You are here

Diamond defects probe magnetic properties


Diamonds have the reputation as flawless, sparkling gems. In scientific applications, their hardness is used to test the highest pressure levels. But researchers at the Ames Laboratory plan to exploit defects in diamond’s crystal structure, known as nitrogen vacancy centers, to build a device that will give them the ability to visualize magnetic fields produced by magnetic nanostructures.

While the technology is relatively new, the physics behind the phenomena is fairly well-established. In fact, some major contributions in this area have come from Ames Lab theorist, Viatcheslav Dobrovitski and his colleagues.

“The nitrogen-vacancy centers in diamond are quite unique, combining long quantum spin lifetimes with unusual coupling between spin state and the optical properties of the center,” Dobrovitski says. “This opens the way to using them as very sensitive and efficient detectors of classical magnetic field and surrounding quantum spins, as well as detectors for electric field, temperature, etc. Nowadays, many groups are pursuing the possible application of the NV centers for nanoscale magnetometry.”

According to Dobrovitski, researchers at several institutions, such as Harvard, Berkeley, and Delft, have this technology, but are taking different approaches. Ames Lab’s Ruslan Prozorov, an experimentalist and leader of Ames Lab’s nanoscale efforts, plans to create another group here by building a magnetic nanoscope to study magnetic materials at the nanoscale.

“The fundamental physics is the same, but there’s no single recipe for how to do it,” Prozorov says. “So it comes down to an actual task at hand and the scientific goals. Most groups are interested in pushing the technology to the limit for the sake of engineering progress.”

"Our goal is different – we need a versatile instrument to study various magnetic nano- and meso-structures produced at the Ames Lab and by our collaborators elsewhere,” Prozorov explains. “In particular, we plan to study magnetic ‘nanoislands’ that fellow Ames Lab physicist Michael Tringides has grown on graphene as well as bio-inspired magnetic nanoparticles similar to those grown in vivo by magnetotatic bacteria that are being studied and grown in vitro by Ames Lab scientist Surya Mallapragada’s research group.”

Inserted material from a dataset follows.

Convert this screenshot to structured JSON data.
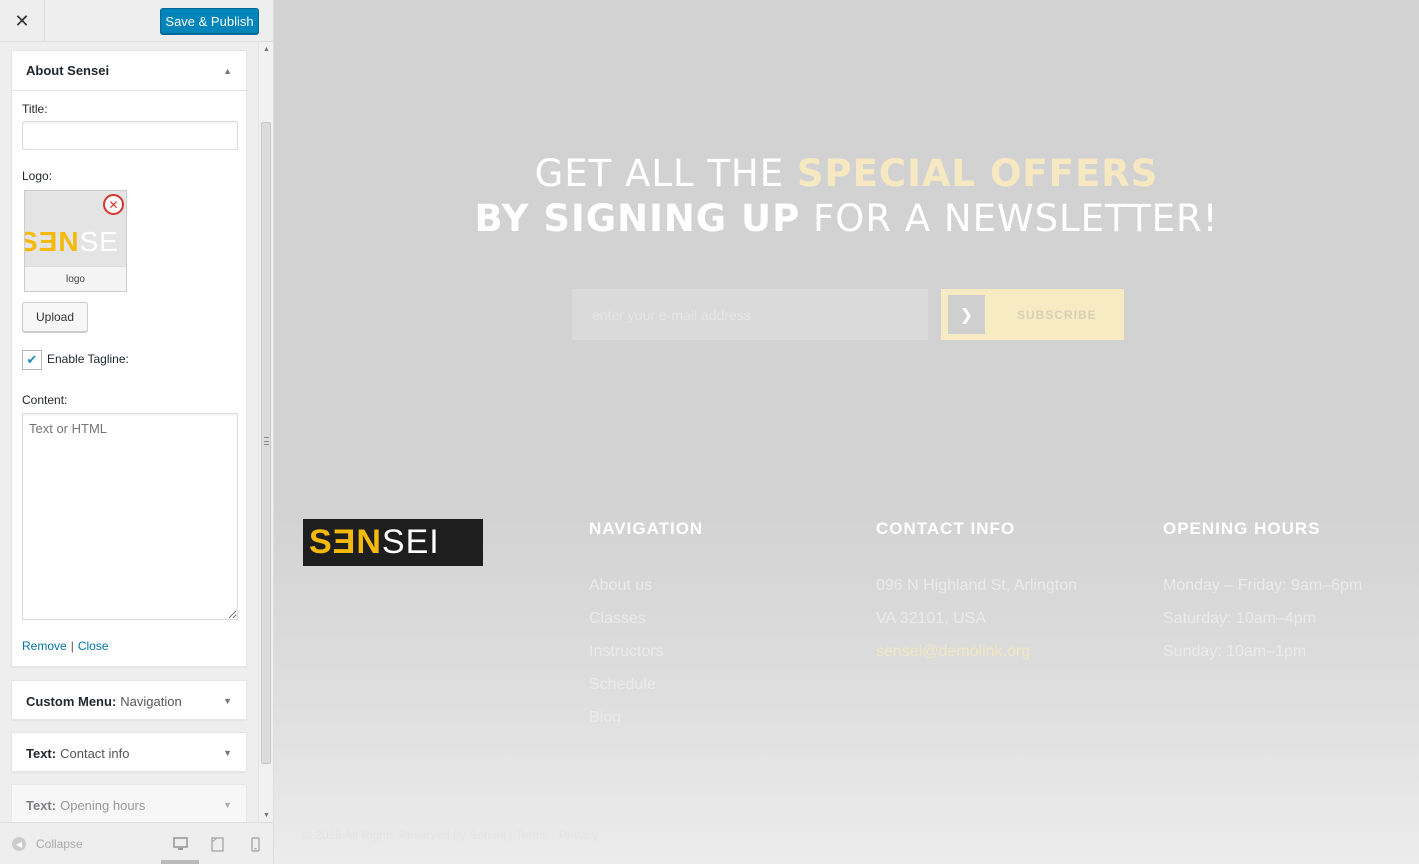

“In simple terms, if you shine a laser light on a NV-center defect, it will induce photoluminescence whose intensity depends on the magnetic field at the location of the defect,” says Prozorov. “The defects are very small – just a few angstroms across and are extremely sensitive to the magnitude of the magnetic field. It is possible to detect signals at the levels of a single electron.”

While other techniques have yielded many important results, the sensitivity of the new equipment would provide a much better look at what’s taking place. Dobrovitski’s theoretical expertise will prove very useful in designing Ames Lab’s new equipment.

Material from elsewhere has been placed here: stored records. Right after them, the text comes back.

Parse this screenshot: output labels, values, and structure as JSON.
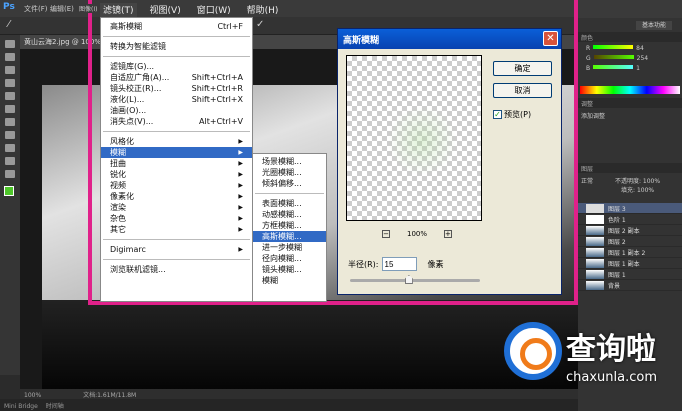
{
  "app": {
    "logo": "Ps",
    "menus": [
      "文件(F)",
      "编辑(E)",
      "图像(I)"
    ],
    "doc_tab": "黄山云海2.jpg @ 100%"
  },
  "menubar": [
    "滤镜(T)",
    "视图(V)",
    "窗口(W)",
    "帮助(H)"
  ],
  "filter_menu": {
    "top": [
      {
        "label": "高斯模糊",
        "shortcut": "Ctrl+F"
      }
    ],
    "convert": "转换为智能滤镜",
    "group1": [
      {
        "label": "滤镜库(G)...",
        "shortcut": ""
      },
      {
        "label": "自适应广角(A)...",
        "shortcut": "Shift+Ctrl+A"
      },
      {
        "label": "镜头校正(R)...",
        "shortcut": "Shift+Ctrl+R"
      },
      {
        "label": "液化(L)...",
        "shortcut": "Shift+Ctrl+X"
      },
      {
        "label": "油画(O)...",
        "shortcut": ""
      },
      {
        "label": "消失点(V)...",
        "shortcut": "Alt+Ctrl+V"
      }
    ],
    "group2": [
      "风格化",
      "模糊",
      "扭曲",
      "锐化",
      "视频",
      "像素化",
      "渲染",
      "杂色",
      "其它"
    ],
    "highlighted": "模糊",
    "digimarc": "Digimarc",
    "browse": "浏览联机滤镜..."
  },
  "blur_submenu": {
    "group1": [
      "场景模糊...",
      "光圈模糊...",
      "倾斜偏移..."
    ],
    "group2": [
      "表面模糊...",
      "动感模糊...",
      "方框模糊...",
      "高斯模糊...",
      "进一步模糊",
      "径向模糊...",
      "镜头模糊...",
      "模糊"
    ],
    "highlighted": "高斯模糊..."
  },
  "dialog": {
    "title": "高斯模糊",
    "ok": "确定",
    "cancel": "取消",
    "preview_label": "预览(P)",
    "preview_checked": true,
    "zoom": "100%",
    "zoom_out": "−",
    "zoom_in": "+",
    "radius_label": "半径(R):",
    "radius_value": "15",
    "unit": "像素",
    "slider_fraction": 0.45
  },
  "right_panel": {
    "workspace": "基本功能",
    "color": {
      "R": "84",
      "G": "254",
      "B": "1"
    },
    "adjust_title": "添加调整",
    "blend": "正常",
    "opacity_label": "不透明度:",
    "opacity": "100%",
    "fill_label": "填充:",
    "fill": "100%",
    "layers": [
      "图层 3",
      "色阶 1",
      "图层 2 副本",
      "图层 2",
      "图层 1 副本 2",
      "图层 1 副本",
      "图层 1",
      "背景"
    ]
  },
  "status": {
    "zoom": "100%",
    "doc": "文档:1.61M/11.8M"
  },
  "bottom_tabs": [
    "Mini Bridge",
    "时间轴"
  ],
  "watermark": {
    "text": "查询啦",
    "url": "chaxunla.com"
  },
  "colors": {
    "frame": "#e0218a",
    "highlight": "#316ac5",
    "foreground": "#4ec62a"
  }
}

“During the last few years, I have been working on controlling the dynamics of the NV centers, and harnessing them for quantum spin detection,” Dobrovitski says. “Some of my previous results, and the work planned in the future, will be useful for designing different modes of operation of the NV microscope. When the microscope is built, this theoretical work will provide guidance for Ruslan, and supply him with the tools for the planned future work.”

Measuring the magnetic field of
nanoparticles produced by magneto-
tatic bacteria (left) and dysprosium
nanoislands (right) are just two
potential uses for new equipment
that Ames Lab physicist Ruslan
Prozorov plans to build.

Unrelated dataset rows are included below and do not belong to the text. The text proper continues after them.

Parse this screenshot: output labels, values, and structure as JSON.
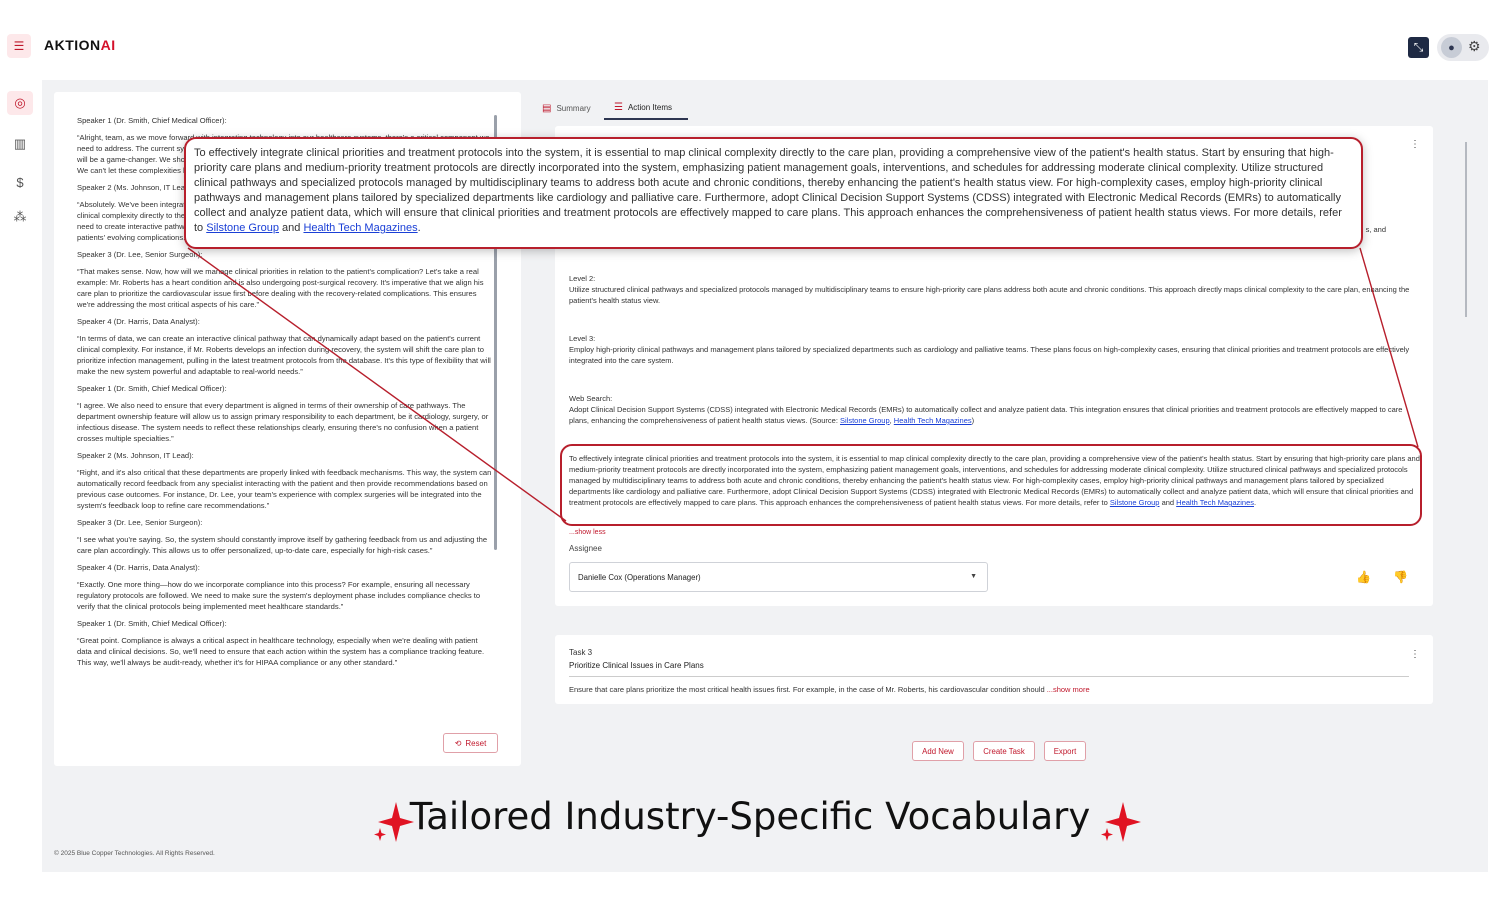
{
  "header": {
    "logo_main": "AKTION",
    "logo_accent": "AI",
    "menu_icon": "hamburger-icon",
    "collapse_icon": "collapse-icon",
    "avatar_icon": "user-icon",
    "settings_icon": "gear-icon"
  },
  "sidebar": {
    "icons": [
      "dashboard-icon",
      "bar-chart-icon",
      "dollar-icon",
      "team-icon"
    ]
  },
  "transcript": {
    "lines": [
      {
        "speaker": "Speaker 1 (Dr. Smith, Chief Medical Officer):",
        "text": "“Alright, team, as we move forward with integrating technology into our healthcare systems, there's a critical component we need to address. The current system isn't flexible enough. It's been too cumbersome. Moving toward interactive pathways will be a game-changer. We should also review the Clinical Complexity and how it connects to the patient's health status. We can't let these complexities hinder our goals.”"
      },
      {
        "speaker": "Speaker 2 (Ms. Johnson, IT Lead):",
        "text": "“Absolutely. We've been integrating the interactive clinical pathways. But we need to ensure there is a way to map the clinical complexity directly to the care plan, providing a comprehensive view of the patient's health status. I also think we need to create interactive pathways that update milestones in real-time. The dynamic flow will make it easier to adapt to patients' evolving complications.”"
      },
      {
        "speaker": "Speaker 3 (Dr. Lee, Senior Surgeon):",
        "text": "“That makes sense. Now, how will we manage clinical priorities in relation to the patient's complication? Let's take a real example: Mr. Roberts has a heart condition and is also undergoing post-surgical recovery. It's imperative that we align his care plan to prioritize the cardiovascular issue first before dealing with the recovery-related complications. This ensures we're addressing the most critical aspects of his care.”"
      },
      {
        "speaker": "Speaker 4 (Dr. Harris, Data Analyst):",
        "text": "“In terms of data, we can create an interactive clinical pathway that can dynamically adapt based on the patient's current clinical complexity. For instance, if Mr. Roberts develops an infection during recovery, the system will shift the care plan to prioritize infection management, pulling in the latest treatment protocols from the database. It's this type of flexibility that will make the new system powerful and adaptable to real-world needs.”"
      },
      {
        "speaker": "Speaker 1 (Dr. Smith, Chief Medical Officer):",
        "text": "“I agree. We also need to ensure that every department is aligned in terms of their ownership of care pathways. The department ownership feature will allow us to assign primary responsibility to each department, be it cardiology, surgery, or infectious disease. The system needs to reflect these relationships clearly, ensuring there's no confusion when a patient crosses multiple specialties.”"
      },
      {
        "speaker": "Speaker 2 (Ms. Johnson, IT Lead):",
        "text": "“Right, and it's also critical that these departments are properly linked with feedback mechanisms. This way, the system can automatically record feedback from any specialist interacting with the patient and then provide recommendations based on previous case outcomes. For instance, Dr. Lee, your team's experience with complex surgeries will be integrated into the system's feedback loop to refine care recommendations.”"
      },
      {
        "speaker": "Speaker 3 (Dr. Lee, Senior Surgeon):",
        "text": "“I see what you're saying. So, the system should constantly improve itself by gathering feedback from us and adjusting the care plan accordingly. This allows us to offer personalized, up-to-date care, especially for high-risk cases.”"
      },
      {
        "speaker": "Speaker 4 (Dr. Harris, Data Analyst):",
        "text": "“Exactly. One more thing—how do we incorporate compliance into this process? For example, ensuring all necessary regulatory protocols are followed. We need to make sure the system's deployment phase includes compliance checks to verify that the clinical protocols being implemented meet healthcare standards.”"
      },
      {
        "speaker": "Speaker 1 (Dr. Smith, Chief Medical Officer):",
        "text": "“Great point. Compliance is always a critical aspect in healthcare technology, especially when we're dealing with patient data and clinical decisions. So, we'll need to ensure that each action within the system has a compliance tracking feature. This way, we'll always be audit-ready, whether it's for HIPAA compliance or any other standard.”"
      }
    ],
    "reset_label": "Reset"
  },
  "tabs": [
    {
      "label": "Summary",
      "icon": "document-icon"
    },
    {
      "label": "Action Items",
      "icon": "checklist-icon"
    }
  ],
  "task2": {
    "level2_title": "Level 2:",
    "level2_text": "Utilize structured clinical pathways and specialized protocols managed by multidisciplinary teams to ensure high-priority care plans address both acute and chronic conditions. This approach directly maps clinical complexity to the care plan, enhancing the patient's health status view.",
    "level3_title": "Level 3:",
    "level3_text": "Employ high-priority clinical pathways and management plans tailored by specialized departments such as cardiology and palliative teams. These plans focus on high-complexity cases, ensuring that clinical priorities and treatment protocols are effectively integrated into the care system.",
    "web_title": "Web Search:",
    "web_text": "Adopt Clinical Decision Support Systems (CDSS) integrated with Electronic Medical Records (EMRs) to automatically collect and analyze patient data. This integration ensures that clinical priorities and treatment protocols are effectively mapped to care plans, enhancing the comprehensiveness of patient health status views. (Source: ",
    "web_link1": "Silstone Group",
    "web_link2": "Health Tech Magazines",
    "web_close": ")",
    "combined_text": "To effectively integrate clinical priorities and treatment protocols into the system, it is essential to map clinical complexity directly to the care plan, providing a comprehensive view of the patient's health status. Start by ensuring that high-priority care plans and medium-priority treatment protocols are directly incorporated into the system, emphasizing patient management goals, interventions, and schedules for addressing moderate clinical complexity. Utilize structured clinical pathways and specialized protocols managed by multidisciplinary teams to address both acute and chronic conditions, thereby enhancing the patient's health status view. For high-complexity cases, employ high-priority clinical pathways and management plans tailored by specialized departments like cardiology and palliative care. Furthermore, adopt Clinical Decision Support Systems (CDSS) integrated with Electronic Medical Records (EMRs) to automatically collect and analyze patient data, which will ensure that clinical priorities and treatment protocols are effectively mapped to care plans. This approach enhances the comprehensiveness of patient health status views. For more details, refer to ",
    "link1": "Silstone Group",
    "link_and": " and ",
    "link2": "Health Tech Magazines",
    "link_end": ".",
    "show_less": "...show less",
    "assignee_label": "Assignee",
    "assignee_value": "Danielle Cox (Operations Manager)",
    "hidden_tail": "s, and"
  },
  "task3": {
    "title": "Task 3",
    "subtitle": "Prioritize Clinical Issues in Care Plans",
    "desc": "Ensure that care plans prioritize the most critical health issues first. For example, in the case of Mr. Roberts, his cardiovascular condition should ",
    "show_more": "...show more"
  },
  "actions": {
    "add_new": "Add New",
    "create_task": "Create Task",
    "export": "Export"
  },
  "tagline": "Tailored Industry-Specific Vocabulary",
  "footer": "© 2025 Blue Copper Technologies. All Rights Reserved.",
  "colors": {
    "accent": "#c0182c",
    "outline": "#b71f2c",
    "navy": "#1f2a44",
    "link": "#1a3fd6"
  }
}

Ultimately, Prozorov hopes to develop a dedicated nano- and meso-scale magnetic imaging research facility that combines existing capabilities, such as magneto-optics and magnetic-force microscopy with this new state-of-the-art nitrogen-vacancy magnetoscope and other techniques, such as magnetic-force resonant imaging.

“Ultimately, we want to be able to probe very small magnetic fields at the length scales from nanometers to millimeters,” Prozorov says. “It won’t happen overnight, but our goal is to have first data to show by the next DOE (program) review.”

“The critical element will be to find good postdocs to carry out the work,” Prozorov concludes. “Currently, we’re looking for one experimentalist and one theorist to make it happen and Ames Lab has already allocated space and resources to build the device.”

~ by Kerry Gibson

Ames Lab physicists Ruslan Prozorov (left) and Viatcheslav Dobrovitski are involved in developing new, sensitive instrumentation that will allow the visualization of magnetic fields produced by nano-scale particles. Dobrovitski has been involved in the theoretical work behind nitrogen-vacancy centers, a defect in the crystal structure of diamond that Prozorov hopes to be able to use to measure minute magnetic fields of nanomaterials.